Barry Butters, Director of Education and Training at Precision Plus, Inc. spent two full weeks at Milwaukee School of Engineering (MSOE) in June to complete intensive training to enable him to teach the course ‘Engineering Design and Development’ (EDD) to high school students. The course is a capstone course of the Project Lead The Way (PLTW) curriculum.
As per the description of the capstone course on PLTW’s website, “Engineering Design and Development (EDD) gives students the opportunity to work in teams to solve problems of their own choosing. Under the guidance of a community mentor, teams employ all the skills and knowledge gained through previous coursework to brainstorm, research, construct and test a model in real-life situations (or simulations); document their designs; and present and defend the designs to a panel of experts.”
Butters participation was sponsored by the Elkhorn Area School District. Beginning in fall 2014, he will be teaching Elkhorn Area H.S. students as well, as other students from local school districts, the EDD Course at Precision Plus’s classroom.

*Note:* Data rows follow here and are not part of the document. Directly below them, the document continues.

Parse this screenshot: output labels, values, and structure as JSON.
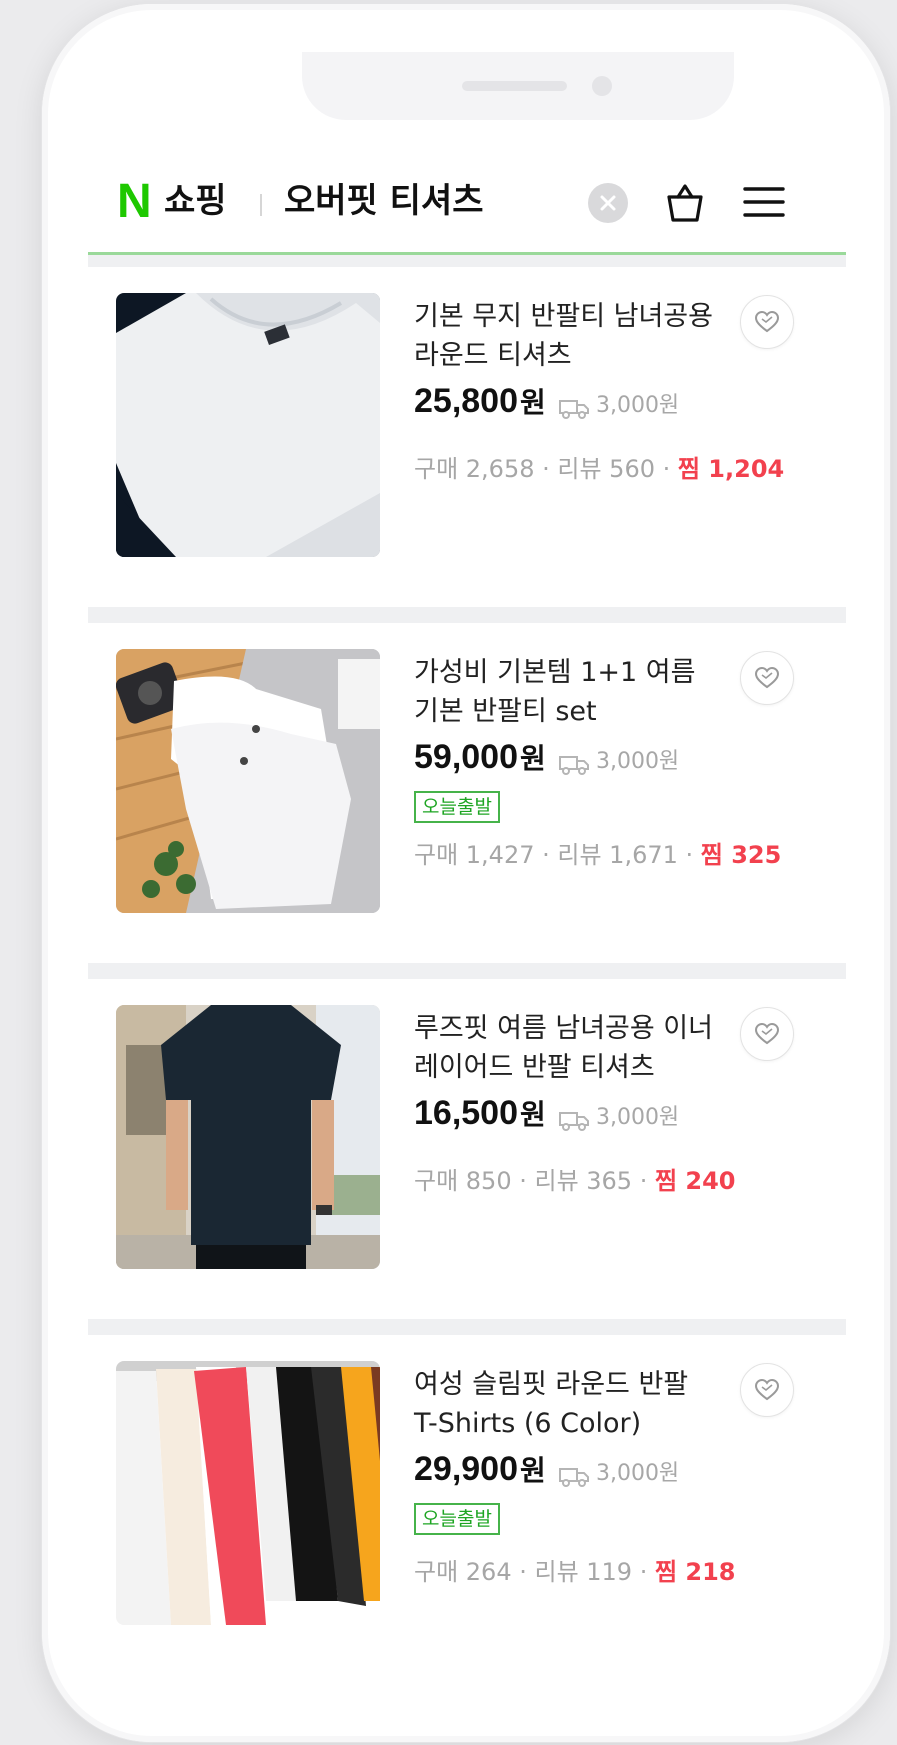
{
  "header": {
    "logo_letter": "N",
    "brand": "쇼핑",
    "query": "오버핏 티셔츠"
  },
  "labels": {
    "today_badge": "오늘출발"
  },
  "colors": {
    "brand_green": "#1ec800",
    "zzim_red": "#f2414e",
    "badge_green": "#1ea523"
  },
  "products": [
    {
      "title_line1": "기본 무지 반팔티 남녀공용",
      "title_line2": "라운드 티셔츠",
      "price": "25,800",
      "won": "원",
      "shipping": "3,000원",
      "badge": "",
      "stats_prefix": "구매 2,658 · 리뷰 560 · ",
      "zzim": "찜 1,204"
    },
    {
      "title_line1": "가성비 기본템 1+1 여름",
      "title_line2": "기본 반팔티 set",
      "price": "59,000",
      "won": "원",
      "shipping": "3,000원",
      "badge": "오늘출발",
      "stats_prefix": "구매 1,427 · 리뷰 1,671 · ",
      "zzim": "찜 325"
    },
    {
      "title_line1": "루즈핏 여름 남녀공용 이너",
      "title_line2": "레이어드 반팔 티셔츠",
      "price": "16,500",
      "won": "원",
      "shipping": "3,000원",
      "badge": "",
      "stats_prefix": "구매 850 · 리뷰 365 · ",
      "zzim": "찜 240"
    },
    {
      "title_line1": "여성 슬림핏 라운드 반팔",
      "title_line2": "T-Shirts (6 Color)",
      "price": "29,900",
      "won": "원",
      "shipping": "3,000원",
      "badge": "오늘출발",
      "stats_prefix": "구매 264 · 리뷰 119 · ",
      "zzim": "찜 218"
    }
  ],
  "icons": {
    "clear": "close-circle-icon",
    "cart": "shopping-bag-icon",
    "menu": "hamburger-menu-icon",
    "wish": "heart-icon",
    "shipping": "truck-icon"
  }
}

The instructors’ training at Milwaukee School of Engineering teamed up the participants to go through a simulation of the EDD program, which they will be teaching during the school year. Butters collaborated with Phil Winegar, Technology and Engineering Instructor at Menomonie High School, and Brent Siler, Technology and Engineering Instructor at Middleton High School.
The mission for the teams in the training course was to come up with a problem, a solution, develop three design models to implement the solution, and, after choosing one, present their project to a panel of engineers.

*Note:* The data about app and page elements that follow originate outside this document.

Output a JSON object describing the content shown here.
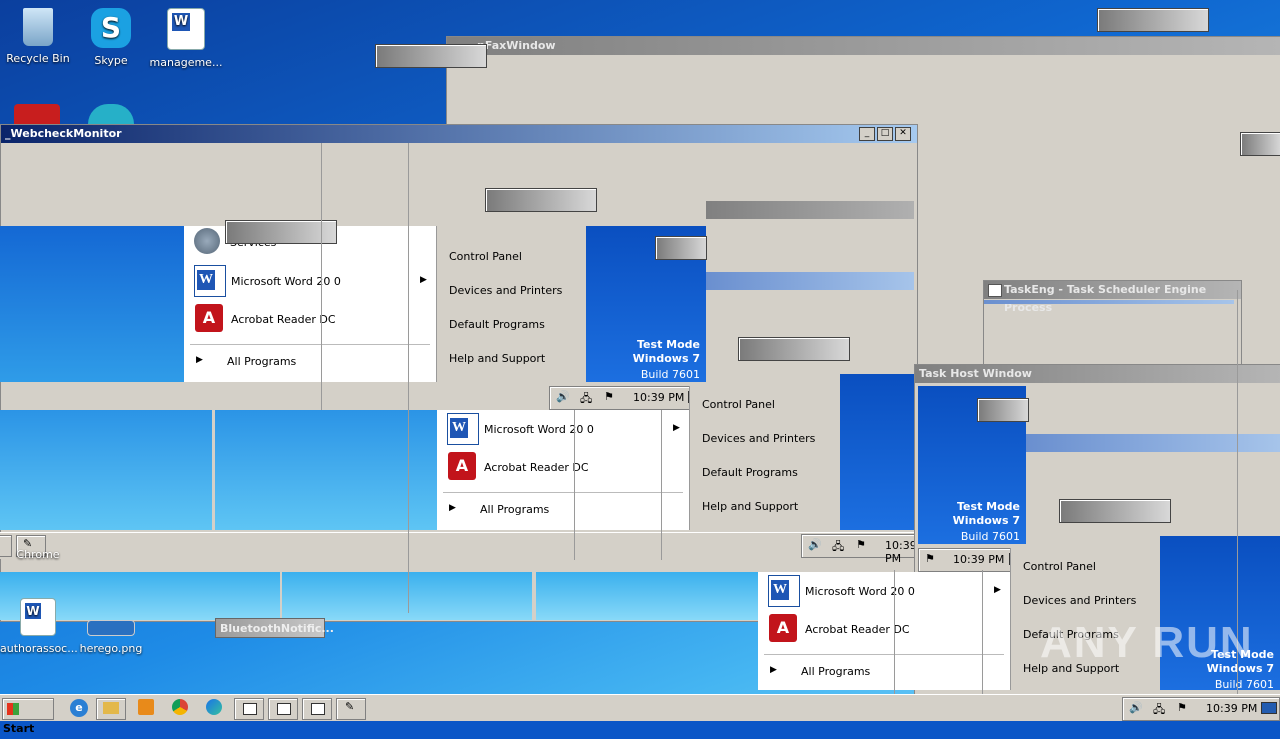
{
  "desktop": {
    "icons": [
      {
        "label": "Recycle Bin",
        "icon": "recycle-bin-icon"
      },
      {
        "label": "Skype",
        "icon": "skype-icon"
      },
      {
        "label": "manageme...",
        "icon": "word-doc-icon"
      },
      {
        "label": "Chrome",
        "icon": "chrome-icon"
      },
      {
        "label": "authorassoc...",
        "icon": "word-doc-icon"
      },
      {
        "label": "herego.png",
        "icon": "image-file-icon"
      }
    ]
  },
  "windows": {
    "fax": {
      "title": "nFaxWindow"
    },
    "webcheck": {
      "title": "_WebcheckMonitor"
    },
    "taskeng": {
      "title": "TaskEng - Task Scheduler Engine Process"
    },
    "taskhost": {
      "title": "Task Host Window"
    },
    "bluetooth": {
      "title": "BluetoothNotific..."
    }
  },
  "start_menu": {
    "services": "Services",
    "word": "Microsoft Word 20 0",
    "acrobat": "Acrobat Reader DC",
    "all_programs": "All Programs",
    "control_panel": "Control Panel",
    "devices": "Devices and Printers",
    "default_programs": "Default Programs",
    "help": "Help and Support"
  },
  "test_mode": {
    "line1": "Test Mode",
    "line2": "Windows 7",
    "line3": "Build 7601"
  },
  "tray": {
    "time": "10:39 PM"
  },
  "taskbar": {
    "start_label": "Start"
  },
  "watermark": {
    "text": "ANY RUN"
  }
}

Butter’s team pursued a solution for preventing young children from chocking on food. The team focused on the development of a consumer device that would check the softness of food. It was not so much about having a working solution to the problem in two weeks, but rather about understanding how to approach the entire engineering process to come up with a solution.
After a great deal of brainstorming and a decision matrix, three possible prototype solutions–a spring-loaded plunger, a collapsible knife, and an elastic cutter–were printed on a MakerBot 3D printer.
Next, the team selected one potential solution and the solution was tested through experimentation. In the image to the left, butters tests the selected model for its ability to detect the softness of food consistency.
Finally, the results of their entire project and engineering process were presented to a panel of engineers for scrutiny and recommendations. Pictured on the image to the right are Butters and his teammates Phil Winegar and Brent Siler.
Upon completion of the course, Butters and all the other participants received certificates from PLTW Master Teachers Sharon Tomski and Denise Kimblern, PLTW Affiliate Director Steve Salter, and MSOE V.P. of Academics, Dr. Frederick Berry.
All the training course graduates were looking forward to teaching this program in the fall.